Sunday, January 23, 2005

Adventures in Backyard Birding

I recently cleaned out the seven birdhouses scattered about yard. I’ve only put out one bluebird house with the intention of a specific resident and that never happened. Over this past summer I had three house wrens nests and several abandoned nests made up of a few twigs each. But no bluebirds. I remember last spring when I discovered 6-9 bluebirds arguing over nest sites in my yard. I didn’t see any any bluebirds in my neighborhood for the rest of the year until now and only one last year. An hour later they were all gone, again. The wrens, gone for several months re-appeared and then disappeared, too. Crazy neighborhood.

Last winter was cleaning out a colorful birdhouse that the wrens use, next to my tool shed, only to discover a small collection of uneaten sunflower seed. I usually carry the seed sack, full or empty, to the back part of my yard--maybe 30 yards--from the tool shed, and back to the shed, for each feeding. If I had known that seed was going to be stored so close to the shed I’d saved myself the trip.

Imagining the reaction of whoever’s seed I’d cleaned out of the bird house, reminded me of Mark Twain’s “Jim Bakers’ Bluejay Tale.” In it, Jim Baker recounts the antics and surprise of a bluejay (sic) that attempts to fill up a cabin with acorns. (a-kerns as we say in these parts) only to be laughed at by his fellow jays as a spectacle for doing something so stupid.

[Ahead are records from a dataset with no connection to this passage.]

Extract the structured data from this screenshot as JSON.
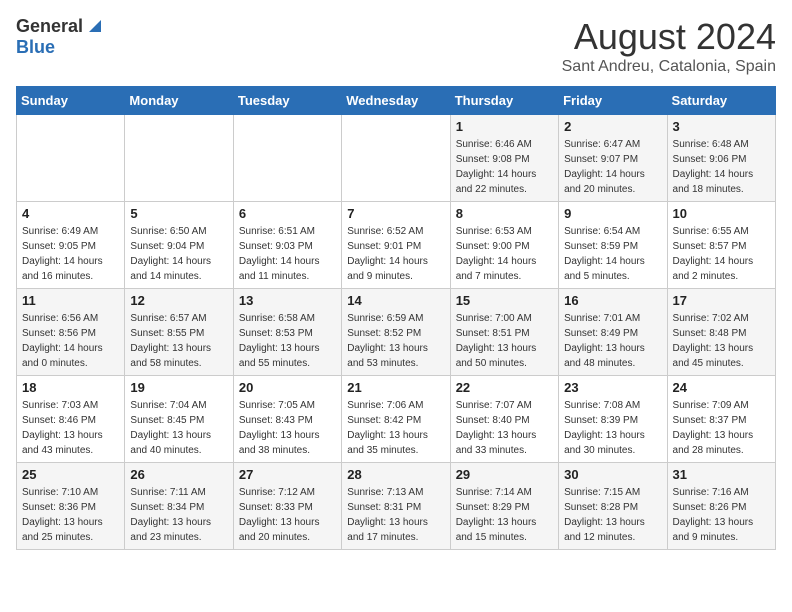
{
  "header": {
    "logo_general": "General",
    "logo_blue": "Blue",
    "month": "August 2024",
    "location": "Sant Andreu, Catalonia, Spain"
  },
  "days_of_week": [
    "Sunday",
    "Monday",
    "Tuesday",
    "Wednesday",
    "Thursday",
    "Friday",
    "Saturday"
  ],
  "weeks": [
    [
      {
        "day": "",
        "info": ""
      },
      {
        "day": "",
        "info": ""
      },
      {
        "day": "",
        "info": ""
      },
      {
        "day": "",
        "info": ""
      },
      {
        "day": "1",
        "info": "Sunrise: 6:46 AM\nSunset: 9:08 PM\nDaylight: 14 hours\nand 22 minutes."
      },
      {
        "day": "2",
        "info": "Sunrise: 6:47 AM\nSunset: 9:07 PM\nDaylight: 14 hours\nand 20 minutes."
      },
      {
        "day": "3",
        "info": "Sunrise: 6:48 AM\nSunset: 9:06 PM\nDaylight: 14 hours\nand 18 minutes."
      }
    ],
    [
      {
        "day": "4",
        "info": "Sunrise: 6:49 AM\nSunset: 9:05 PM\nDaylight: 14 hours\nand 16 minutes."
      },
      {
        "day": "5",
        "info": "Sunrise: 6:50 AM\nSunset: 9:04 PM\nDaylight: 14 hours\nand 14 minutes."
      },
      {
        "day": "6",
        "info": "Sunrise: 6:51 AM\nSunset: 9:03 PM\nDaylight: 14 hours\nand 11 minutes."
      },
      {
        "day": "7",
        "info": "Sunrise: 6:52 AM\nSunset: 9:01 PM\nDaylight: 14 hours\nand 9 minutes."
      },
      {
        "day": "8",
        "info": "Sunrise: 6:53 AM\nSunset: 9:00 PM\nDaylight: 14 hours\nand 7 minutes."
      },
      {
        "day": "9",
        "info": "Sunrise: 6:54 AM\nSunset: 8:59 PM\nDaylight: 14 hours\nand 5 minutes."
      },
      {
        "day": "10",
        "info": "Sunrise: 6:55 AM\nSunset: 8:57 PM\nDaylight: 14 hours\nand 2 minutes."
      }
    ],
    [
      {
        "day": "11",
        "info": "Sunrise: 6:56 AM\nSunset: 8:56 PM\nDaylight: 14 hours\nand 0 minutes."
      },
      {
        "day": "12",
        "info": "Sunrise: 6:57 AM\nSunset: 8:55 PM\nDaylight: 13 hours\nand 58 minutes."
      },
      {
        "day": "13",
        "info": "Sunrise: 6:58 AM\nSunset: 8:53 PM\nDaylight: 13 hours\nand 55 minutes."
      },
      {
        "day": "14",
        "info": "Sunrise: 6:59 AM\nSunset: 8:52 PM\nDaylight: 13 hours\nand 53 minutes."
      },
      {
        "day": "15",
        "info": "Sunrise: 7:00 AM\nSunset: 8:51 PM\nDaylight: 13 hours\nand 50 minutes."
      },
      {
        "day": "16",
        "info": "Sunrise: 7:01 AM\nSunset: 8:49 PM\nDaylight: 13 hours\nand 48 minutes."
      },
      {
        "day": "17",
        "info": "Sunrise: 7:02 AM\nSunset: 8:48 PM\nDaylight: 13 hours\nand 45 minutes."
      }
    ],
    [
      {
        "day": "18",
        "info": "Sunrise: 7:03 AM\nSunset: 8:46 PM\nDaylight: 13 hours\nand 43 minutes."
      },
      {
        "day": "19",
        "info": "Sunrise: 7:04 AM\nSunset: 8:45 PM\nDaylight: 13 hours\nand 40 minutes."
      },
      {
        "day": "20",
        "info": "Sunrise: 7:05 AM\nSunset: 8:43 PM\nDaylight: 13 hours\nand 38 minutes."
      },
      {
        "day": "21",
        "info": "Sunrise: 7:06 AM\nSunset: 8:42 PM\nDaylight: 13 hours\nand 35 minutes."
      },
      {
        "day": "22",
        "info": "Sunrise: 7:07 AM\nSunset: 8:40 PM\nDaylight: 13 hours\nand 33 minutes."
      },
      {
        "day": "23",
        "info": "Sunrise: 7:08 AM\nSunset: 8:39 PM\nDaylight: 13 hours\nand 30 minutes."
      },
      {
        "day": "24",
        "info": "Sunrise: 7:09 AM\nSunset: 8:37 PM\nDaylight: 13 hours\nand 28 minutes."
      }
    ],
    [
      {
        "day": "25",
        "info": "Sunrise: 7:10 AM\nSunset: 8:36 PM\nDaylight: 13 hours\nand 25 minutes."
      },
      {
        "day": "26",
        "info": "Sunrise: 7:11 AM\nSunset: 8:34 PM\nDaylight: 13 hours\nand 23 minutes."
      },
      {
        "day": "27",
        "info": "Sunrise: 7:12 AM\nSunset: 8:33 PM\nDaylight: 13 hours\nand 20 minutes."
      },
      {
        "day": "28",
        "info": "Sunrise: 7:13 AM\nSunset: 8:31 PM\nDaylight: 13 hours\nand 17 minutes."
      },
      {
        "day": "29",
        "info": "Sunrise: 7:14 AM\nSunset: 8:29 PM\nDaylight: 13 hours\nand 15 minutes."
      },
      {
        "day": "30",
        "info": "Sunrise: 7:15 AM\nSunset: 8:28 PM\nDaylight: 13 hours\nand 12 minutes."
      },
      {
        "day": "31",
        "info": "Sunrise: 7:16 AM\nSunset: 8:26 PM\nDaylight: 13 hours\nand 9 minutes."
      }
    ]
  ]
}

So I could imagine wren, instead of a blue jay, stashing his (or her) sunflower seed and coming back to find them all gone and trying to explain to the housemate what happened. Stashing some more, and more, and more, only to find that they completely kept disappearing.

I apologized.

I have (I just counted) seven bird houses still scattered around the property. They are in various shapes, sizes, and conditions. My property is on a corner, 1/2 acre, with a tree lot opposite the corner. I have nice gathering of birds during the year with a few noticable exceptions. My most common house users are the House Wrens. They have taken over a variety of houses which has led me to suggest they are squatter of opportunity who have not read the birdhouse building books. So far the wrens have built in three distinctively different places and there are more wrens than I’ve been able to locate. In spring and summer I am surrounded by them and since I sleep with windows open I barely need an alarm clock. The three I know are unevenly spaced apart, have been used as often as once to continuously used.

One house is a decorative present that looks like a Swiss ski lodge. It has a baby blue high peaked roof and pink sides and white hole. And a white chimney (or maybe it’s a steeple?). The wrens have liked this one the most and I have to be sure to keep it cleaned out but one time I was a bit aggressive and ended up killing a youngin. Not 20 feet away is a ceramic upside-down flower pot with a bottom where the top ought to be. If wrens are supposed to like depth below the hole then is house is not wren-ready. But they use it! Mostly it hangs a bit too low for me and it is quite heavy and stout such that I forget it’s there when mowing and have cracked my skull several times with it. That, of course, has not been a concern of the wrens. The only other place I’ve found a nest is in the tubular framework of my canopy over the downstairs patio. This is a fairly ordinary aluminum framed canopy with corrogated roof. They like to find a spot in the corners and have on occasion been flooded out since the framework acts as gutter for the top. I doubt wrens are much aware of high water marks but you’d thought they would do a better job of site selection.